_Task directions_. Write out every record below exactly as it stands, leaving the pictures out.
•••
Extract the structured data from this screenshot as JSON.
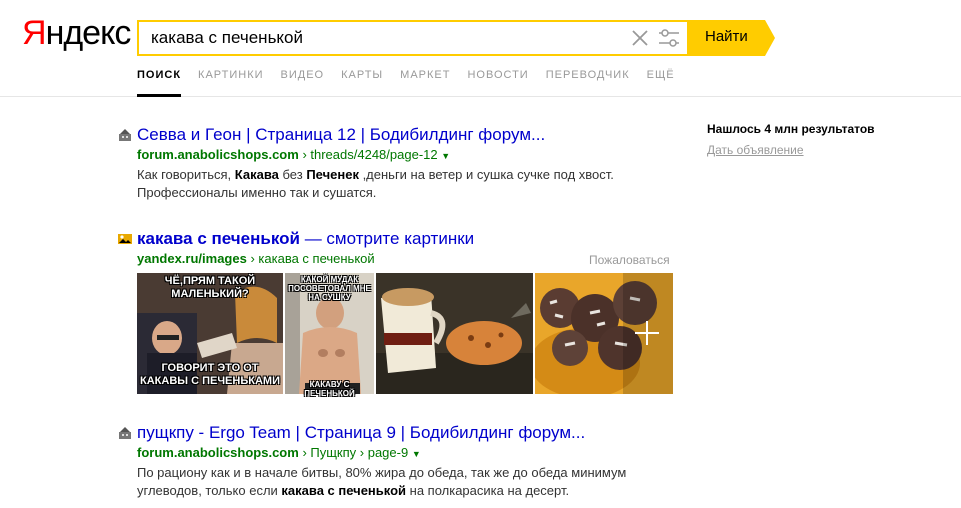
{
  "logo": {
    "first": "Я",
    "rest": "ндекс"
  },
  "search": {
    "query": "какава с печенькой",
    "button_label": "Найти"
  },
  "tabs": [
    {
      "label": "ПОИСК"
    },
    {
      "label": "КАРТИНКИ"
    },
    {
      "label": "ВИДЕО"
    },
    {
      "label": "КАРТЫ"
    },
    {
      "label": "МАРКЕТ"
    },
    {
      "label": "НОВОСТИ"
    },
    {
      "label": "ПЕРЕВОДЧИК"
    },
    {
      "label": "ЕЩЁ"
    }
  ],
  "results": [
    {
      "title": "Севва и Геон | Страница 12 | Бодибилдинг форум...",
      "domain": "forum.anabolicshops.com",
      "path": "threads/4248/page-12",
      "snippet": {
        "p1": "Как говориться, ",
        "b1": "Какава",
        "p2": " без ",
        "b2": "Печенек",
        "p3": " ,деньги на ветер и сушка сучке под хвост. Профессионалы именно так и сушатся."
      }
    },
    {
      "title_bold": "какава с печенькой",
      "title_rest": " — смотрите картинки",
      "domain": "yandex.ru/images",
      "path": "какава с печенькой",
      "complain": "Пожаловаться",
      "captions": {
        "t1_top": "ЧЁ,ПРЯМ ТАКОЙ МАЛЕНЬКИЙ?",
        "t1_bottom": "ГОВОРИТ ЭТО ОТ КАКАВЫ С ПЕЧЕНЬКАМИ",
        "t2_top": "КАКОЙ МУДАК ПОСОВЕТОВАЛ МНЕ НА СУШКУ",
        "t2_bottom": "КАКАВУ С ПЕЧЕНЬКОЙ"
      }
    },
    {
      "title": "пущкпу - Ergo Team | Страница 9 | Бодибилдинг форум...",
      "domain": "forum.anabolicshops.com",
      "path": "Пущкпу › page-9",
      "snippet": {
        "p1": "По рациону как и в начале битвы, 80% жира до обеда, так же до обеда минимум углеводов, только если ",
        "b1": "какава с печенькой",
        "p2": " на полкарасика на десерт."
      }
    }
  ],
  "aside": {
    "found": "Нашлось 4 млн результатов",
    "ad_link": "Дать объявление"
  },
  "colors": {
    "accent": "#ffcc00",
    "link": "#0000cc",
    "url": "#007700"
  }
}
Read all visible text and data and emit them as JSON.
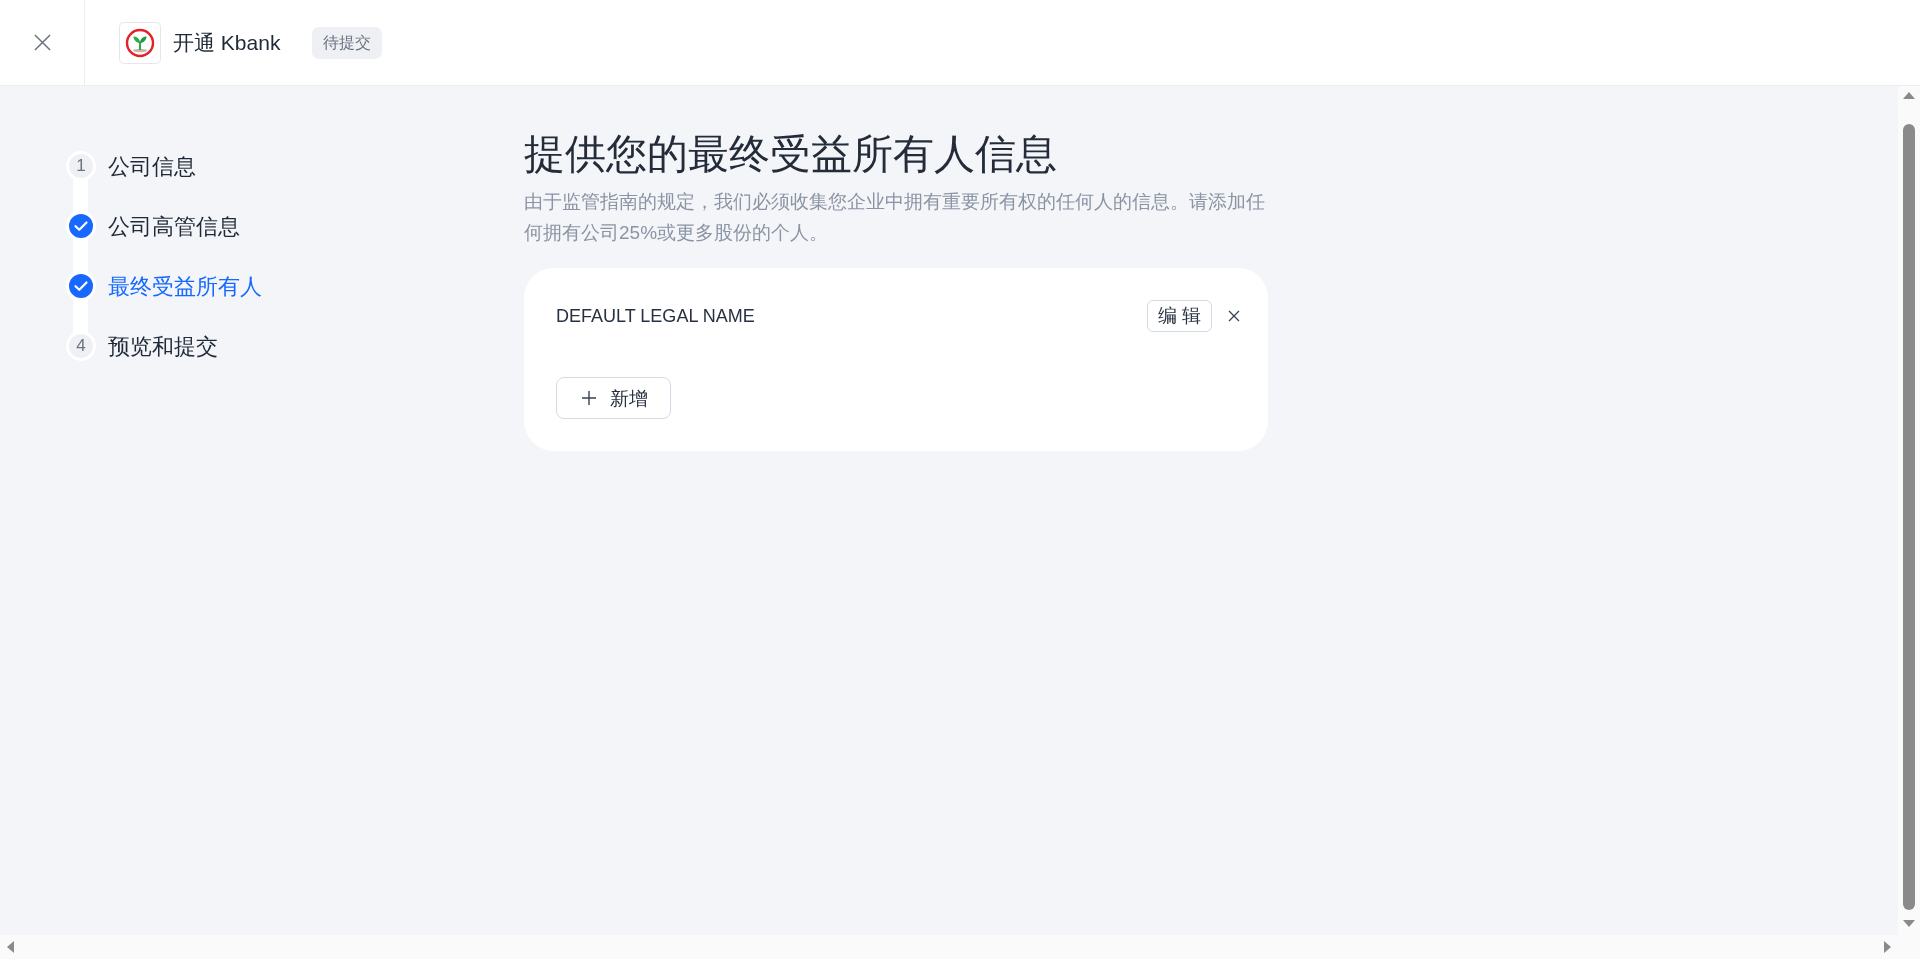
{
  "header": {
    "title": "开通 Kbank",
    "status_badge": "待提交"
  },
  "steps": [
    {
      "number": "1",
      "label": "公司信息",
      "completed": false,
      "selected": false
    },
    {
      "label": "公司高管信息",
      "completed": true,
      "selected": false
    },
    {
      "label": "最终受益所有人",
      "completed": true,
      "selected": true
    },
    {
      "number": "4",
      "label": "预览和提交",
      "completed": false,
      "selected": false
    }
  ],
  "page": {
    "title": "提供您的最终受益所有人信息",
    "description": "由于监管指南的规定，我们必须收集您企业中拥有重要所有权的任何人的信息。请添加任何拥有公司25%或更多股份的个人。"
  },
  "owners": [
    {
      "name": "DEFAULT LEGAL NAME",
      "edit_button": "编 辑"
    }
  ],
  "add_button": "新增"
}
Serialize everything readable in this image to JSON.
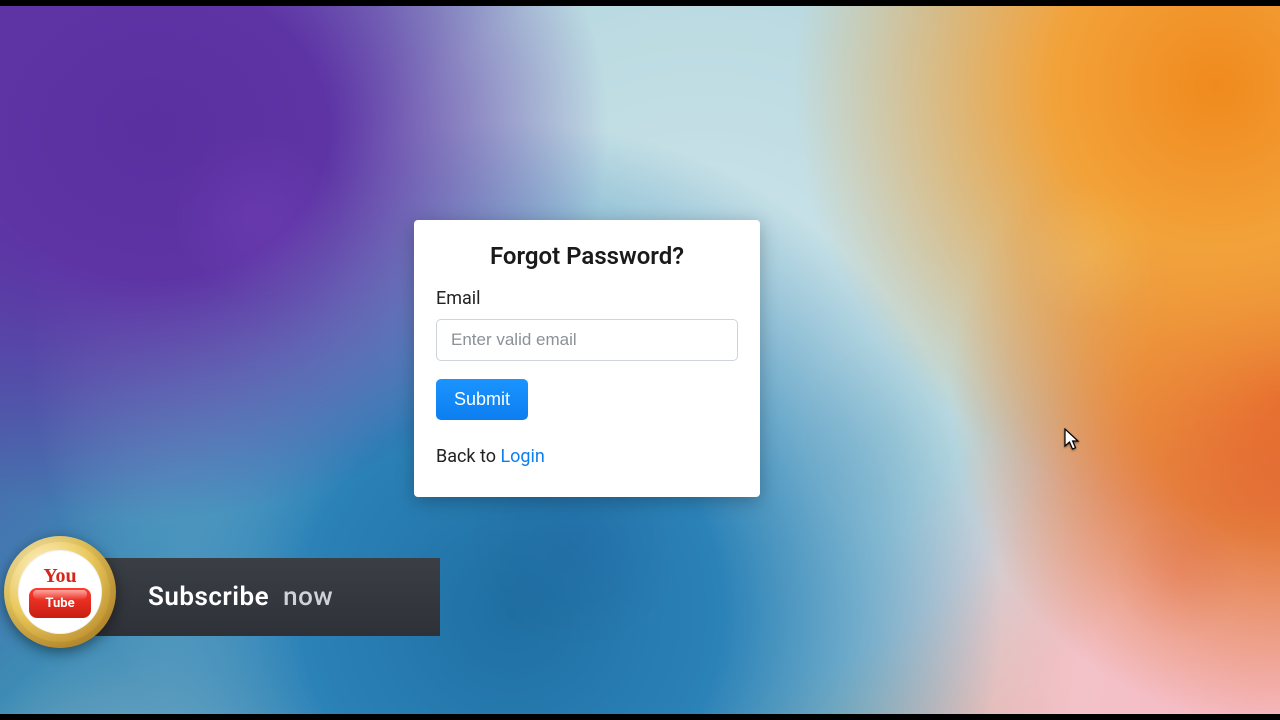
{
  "card": {
    "title": "Forgot Password?",
    "email_label": "Email",
    "email_placeholder": "Enter valid email",
    "email_value": "",
    "submit_label": "Submit",
    "back_prefix": "Back to ",
    "login_link": "Login"
  },
  "overlay": {
    "youtube_top": "You",
    "youtube_bottom": "Tube",
    "subscribe_word": "Subscribe",
    "now_word": "now"
  }
}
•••
_Response_.
Extract the structured data from this screenshot as JSON.
{
  "logo": {
    "first": "Я",
    "rest": "ндекс"
  },
  "search": {
    "query": "какава с печенькой",
    "button_label": "Найти"
  },
  "tabs": [
    {
      "label": "ПОИСК"
    },
    {
      "label": "КАРТИНКИ"
    },
    {
      "label": "ВИДЕО"
    },
    {
      "label": "КАРТЫ"
    },
    {
      "label": "МАРКЕТ"
    },
    {
      "label": "НОВОСТИ"
    },
    {
      "label": "ПЕРЕВОДЧИК"
    },
    {
      "label": "ЕЩЁ"
    }
  ],
  "results": [
    {
      "title": "Севва и Геон | Страница 12 | Бодибилдинг форум...",
      "domain": "forum.anabolicshops.com",
      "path": "threads/4248/page-12",
      "snippet": {
        "p1": "Как говориться, ",
        "b1": "Какава",
        "p2": " без ",
        "b2": "Печенек",
        "p3": " ,деньги на ветер и сушка сучке под хвост. Профессионалы именно так и сушатся."
      }
    },
    {
      "title_bold": "какава с печенькой",
      "title_rest": " — смотрите картинки",
      "domain": "yandex.ru/images",
      "path": "какава с печенькой",
      "complain": "Пожаловаться",
      "captions": {
        "t1_top": "ЧЁ,ПРЯМ ТАКОЙ МАЛЕНЬКИЙ?",
        "t1_bottom": "ГОВОРИТ ЭТО ОТ КАКАВЫ С ПЕЧЕНЬКАМИ",
        "t2_top": "КАКОЙ МУДАК ПОСОВЕТОВАЛ МНЕ НА СУШКУ",
        "t2_bottom": "КАКАВУ С ПЕЧЕНЬКОЙ"
      }
    },
    {
      "title": "пущкпу - Ergo Team | Страница 9 | Бодибилдинг форум...",
      "domain": "forum.anabolicshops.com",
      "path": "Пущкпу › page-9",
      "snippet": {
        "p1": "По рациону как и в начале битвы, 80% жира до обеда, так же до обеда минимум углеводов, только если ",
        "b1": "какава с печенькой",
        "p2": " на полкарасика на десерт."
      }
    }
  ],
  "aside": {
    "found": "Нашлось 4 млн результатов",
    "ad_link": "Дать объявление"
  },
  "colors": {
    "accent": "#ffcc00",
    "link": "#0000cc",
    "url": "#007700"
  }
}
Read all visible text and data and emit them as JSON.
{
  "header": {
    "title": "开通 Kbank",
    "status_badge": "待提交"
  },
  "steps": [
    {
      "number": "1",
      "label": "公司信息",
      "completed": false,
      "selected": false
    },
    {
      "label": "公司高管信息",
      "completed": true,
      "selected": false
    },
    {
      "label": "最终受益所有人",
      "completed": true,
      "selected": true
    },
    {
      "number": "4",
      "label": "预览和提交",
      "completed": false,
      "selected": false
    }
  ],
  "page": {
    "title": "提供您的最终受益所有人信息",
    "description": "由于监管指南的规定，我们必须收集您企业中拥有重要所有权的任何人的信息。请添加任何拥有公司25%或更多股份的个人。"
  },
  "owners": [
    {
      "name": "DEFAULT LEGAL NAME",
      "edit_button": "编 辑"
    }
  ],
  "add_button": "新增"
}
Serialize everything readable in this image to JSON.
{
  "card": {
    "title": "Forgot Password?",
    "email_label": "Email",
    "email_placeholder": "Enter valid email",
    "email_value": "",
    "submit_label": "Submit",
    "back_prefix": "Back to ",
    "login_link": "Login"
  },
  "overlay": {
    "youtube_top": "You",
    "youtube_bottom": "Tube",
    "subscribe_word": "Subscribe",
    "now_word": "now"
  }
}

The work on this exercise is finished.